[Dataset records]

####################

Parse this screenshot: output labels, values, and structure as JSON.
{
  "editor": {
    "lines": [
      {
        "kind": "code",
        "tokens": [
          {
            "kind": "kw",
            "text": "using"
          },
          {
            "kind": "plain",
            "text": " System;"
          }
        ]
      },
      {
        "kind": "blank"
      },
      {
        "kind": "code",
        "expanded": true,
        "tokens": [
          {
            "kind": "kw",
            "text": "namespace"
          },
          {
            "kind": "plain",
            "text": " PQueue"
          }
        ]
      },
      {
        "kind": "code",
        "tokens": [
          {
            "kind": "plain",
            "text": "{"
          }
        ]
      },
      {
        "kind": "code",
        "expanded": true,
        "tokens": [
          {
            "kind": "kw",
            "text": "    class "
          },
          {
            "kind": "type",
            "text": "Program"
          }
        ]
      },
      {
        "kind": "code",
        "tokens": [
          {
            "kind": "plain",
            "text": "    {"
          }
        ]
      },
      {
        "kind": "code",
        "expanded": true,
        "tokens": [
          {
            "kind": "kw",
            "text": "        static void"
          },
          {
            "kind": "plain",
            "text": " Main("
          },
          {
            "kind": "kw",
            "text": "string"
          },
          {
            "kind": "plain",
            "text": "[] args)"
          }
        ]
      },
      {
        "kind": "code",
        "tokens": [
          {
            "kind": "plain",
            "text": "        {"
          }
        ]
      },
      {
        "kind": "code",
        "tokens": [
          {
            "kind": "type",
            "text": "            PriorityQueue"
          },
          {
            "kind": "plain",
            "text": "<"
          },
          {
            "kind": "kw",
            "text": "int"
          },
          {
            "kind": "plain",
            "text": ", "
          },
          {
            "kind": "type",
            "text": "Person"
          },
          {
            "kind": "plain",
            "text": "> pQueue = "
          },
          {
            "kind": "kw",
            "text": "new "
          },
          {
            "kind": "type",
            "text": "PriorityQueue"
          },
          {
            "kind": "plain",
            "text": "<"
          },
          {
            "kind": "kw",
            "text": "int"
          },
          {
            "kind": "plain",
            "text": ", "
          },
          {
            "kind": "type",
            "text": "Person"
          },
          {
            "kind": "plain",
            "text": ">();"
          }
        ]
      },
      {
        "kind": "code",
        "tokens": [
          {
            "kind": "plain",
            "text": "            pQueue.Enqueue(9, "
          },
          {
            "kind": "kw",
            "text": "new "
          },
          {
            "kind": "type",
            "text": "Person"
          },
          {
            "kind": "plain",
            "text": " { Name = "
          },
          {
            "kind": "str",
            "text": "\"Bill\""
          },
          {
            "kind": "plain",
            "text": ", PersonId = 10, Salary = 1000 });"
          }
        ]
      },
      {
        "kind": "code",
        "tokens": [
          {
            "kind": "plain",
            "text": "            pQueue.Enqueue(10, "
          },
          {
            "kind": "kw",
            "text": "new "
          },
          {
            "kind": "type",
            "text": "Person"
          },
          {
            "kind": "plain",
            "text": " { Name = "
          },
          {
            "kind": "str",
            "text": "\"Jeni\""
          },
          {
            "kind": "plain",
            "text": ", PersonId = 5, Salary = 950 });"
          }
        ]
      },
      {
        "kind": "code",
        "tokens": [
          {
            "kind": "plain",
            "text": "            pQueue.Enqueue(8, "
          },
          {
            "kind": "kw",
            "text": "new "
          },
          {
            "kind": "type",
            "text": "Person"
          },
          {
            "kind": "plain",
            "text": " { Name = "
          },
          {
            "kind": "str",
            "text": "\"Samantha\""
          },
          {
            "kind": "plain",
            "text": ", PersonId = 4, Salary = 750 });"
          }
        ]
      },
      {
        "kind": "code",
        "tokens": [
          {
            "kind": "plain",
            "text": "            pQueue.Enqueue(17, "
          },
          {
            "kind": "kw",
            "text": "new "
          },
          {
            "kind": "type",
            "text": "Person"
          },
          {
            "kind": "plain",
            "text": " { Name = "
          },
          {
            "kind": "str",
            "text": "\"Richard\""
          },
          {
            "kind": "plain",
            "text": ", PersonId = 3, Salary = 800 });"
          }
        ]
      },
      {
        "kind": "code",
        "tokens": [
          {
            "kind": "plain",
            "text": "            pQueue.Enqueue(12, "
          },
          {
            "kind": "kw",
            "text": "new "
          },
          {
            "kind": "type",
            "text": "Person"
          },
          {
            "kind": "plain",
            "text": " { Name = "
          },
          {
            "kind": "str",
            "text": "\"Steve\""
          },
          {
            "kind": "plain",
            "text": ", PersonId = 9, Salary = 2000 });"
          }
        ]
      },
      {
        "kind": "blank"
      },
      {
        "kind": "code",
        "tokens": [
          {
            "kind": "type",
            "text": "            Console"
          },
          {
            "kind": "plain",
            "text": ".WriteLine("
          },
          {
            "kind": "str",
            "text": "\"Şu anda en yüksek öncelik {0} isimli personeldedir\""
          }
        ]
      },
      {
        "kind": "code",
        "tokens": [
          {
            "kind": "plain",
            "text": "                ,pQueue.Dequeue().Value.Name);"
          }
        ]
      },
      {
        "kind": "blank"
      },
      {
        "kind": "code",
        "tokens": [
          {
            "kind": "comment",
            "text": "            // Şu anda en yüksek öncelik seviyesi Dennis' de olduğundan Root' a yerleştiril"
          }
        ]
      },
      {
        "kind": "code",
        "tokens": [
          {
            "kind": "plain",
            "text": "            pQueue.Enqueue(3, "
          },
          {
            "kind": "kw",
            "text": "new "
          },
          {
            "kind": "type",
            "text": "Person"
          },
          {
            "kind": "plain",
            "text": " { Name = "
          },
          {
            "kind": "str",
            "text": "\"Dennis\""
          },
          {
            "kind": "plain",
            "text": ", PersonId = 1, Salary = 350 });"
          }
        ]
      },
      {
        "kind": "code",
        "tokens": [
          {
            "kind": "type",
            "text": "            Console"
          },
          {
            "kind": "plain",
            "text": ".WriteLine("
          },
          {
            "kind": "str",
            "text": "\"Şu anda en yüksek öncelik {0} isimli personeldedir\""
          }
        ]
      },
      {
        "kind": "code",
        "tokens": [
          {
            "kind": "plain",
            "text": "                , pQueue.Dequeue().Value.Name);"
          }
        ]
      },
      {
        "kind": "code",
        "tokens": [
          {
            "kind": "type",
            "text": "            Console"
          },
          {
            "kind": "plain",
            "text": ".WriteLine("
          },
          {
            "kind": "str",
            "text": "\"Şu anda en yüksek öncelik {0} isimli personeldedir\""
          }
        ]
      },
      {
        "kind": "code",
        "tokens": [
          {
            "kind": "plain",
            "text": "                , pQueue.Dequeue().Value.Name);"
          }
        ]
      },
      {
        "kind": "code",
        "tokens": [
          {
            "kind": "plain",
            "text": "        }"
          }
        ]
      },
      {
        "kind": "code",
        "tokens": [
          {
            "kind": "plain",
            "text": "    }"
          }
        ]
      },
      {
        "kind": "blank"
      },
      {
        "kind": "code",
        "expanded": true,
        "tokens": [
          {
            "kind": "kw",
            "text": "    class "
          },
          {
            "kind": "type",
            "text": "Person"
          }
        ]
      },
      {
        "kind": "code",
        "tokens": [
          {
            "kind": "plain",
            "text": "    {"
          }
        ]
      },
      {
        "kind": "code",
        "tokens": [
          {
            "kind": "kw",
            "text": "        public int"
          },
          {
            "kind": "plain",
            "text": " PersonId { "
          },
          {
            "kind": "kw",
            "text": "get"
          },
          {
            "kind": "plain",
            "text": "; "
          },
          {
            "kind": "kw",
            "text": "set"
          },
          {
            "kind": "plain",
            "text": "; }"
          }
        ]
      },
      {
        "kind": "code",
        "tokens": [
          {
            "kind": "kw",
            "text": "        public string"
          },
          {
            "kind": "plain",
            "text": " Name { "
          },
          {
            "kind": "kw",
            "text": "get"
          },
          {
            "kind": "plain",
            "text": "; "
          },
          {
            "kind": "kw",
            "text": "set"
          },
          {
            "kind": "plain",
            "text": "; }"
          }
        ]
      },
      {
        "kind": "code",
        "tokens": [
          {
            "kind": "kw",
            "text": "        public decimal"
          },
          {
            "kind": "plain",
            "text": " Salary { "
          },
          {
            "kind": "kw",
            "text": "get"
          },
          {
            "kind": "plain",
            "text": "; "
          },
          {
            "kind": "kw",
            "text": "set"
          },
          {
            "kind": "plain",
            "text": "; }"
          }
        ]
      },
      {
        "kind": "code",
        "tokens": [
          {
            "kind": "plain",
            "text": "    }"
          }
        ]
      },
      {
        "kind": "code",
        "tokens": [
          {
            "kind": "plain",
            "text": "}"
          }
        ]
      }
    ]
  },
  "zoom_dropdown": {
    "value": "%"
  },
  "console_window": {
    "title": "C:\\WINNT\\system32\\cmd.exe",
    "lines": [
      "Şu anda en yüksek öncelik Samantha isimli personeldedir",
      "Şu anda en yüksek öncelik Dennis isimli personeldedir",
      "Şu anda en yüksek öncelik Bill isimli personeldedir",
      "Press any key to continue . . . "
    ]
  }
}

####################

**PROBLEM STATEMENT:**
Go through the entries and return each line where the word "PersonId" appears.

**EXERCISE RESULT:**
            "text": ", PersonId = 10, Salary = 1000 });"
            "text": ", PersonId = 5, Salary = 950 });"
            "text": ", PersonId = 4, Salary = 750 });"
            "text": ", PersonId = 3, Salary = 800 });"
            "text": ", PersonId = 9, Salary = 2000 });"
            "text": ", PersonId = 1, Salary = 350 });"
            "text": " PersonId { "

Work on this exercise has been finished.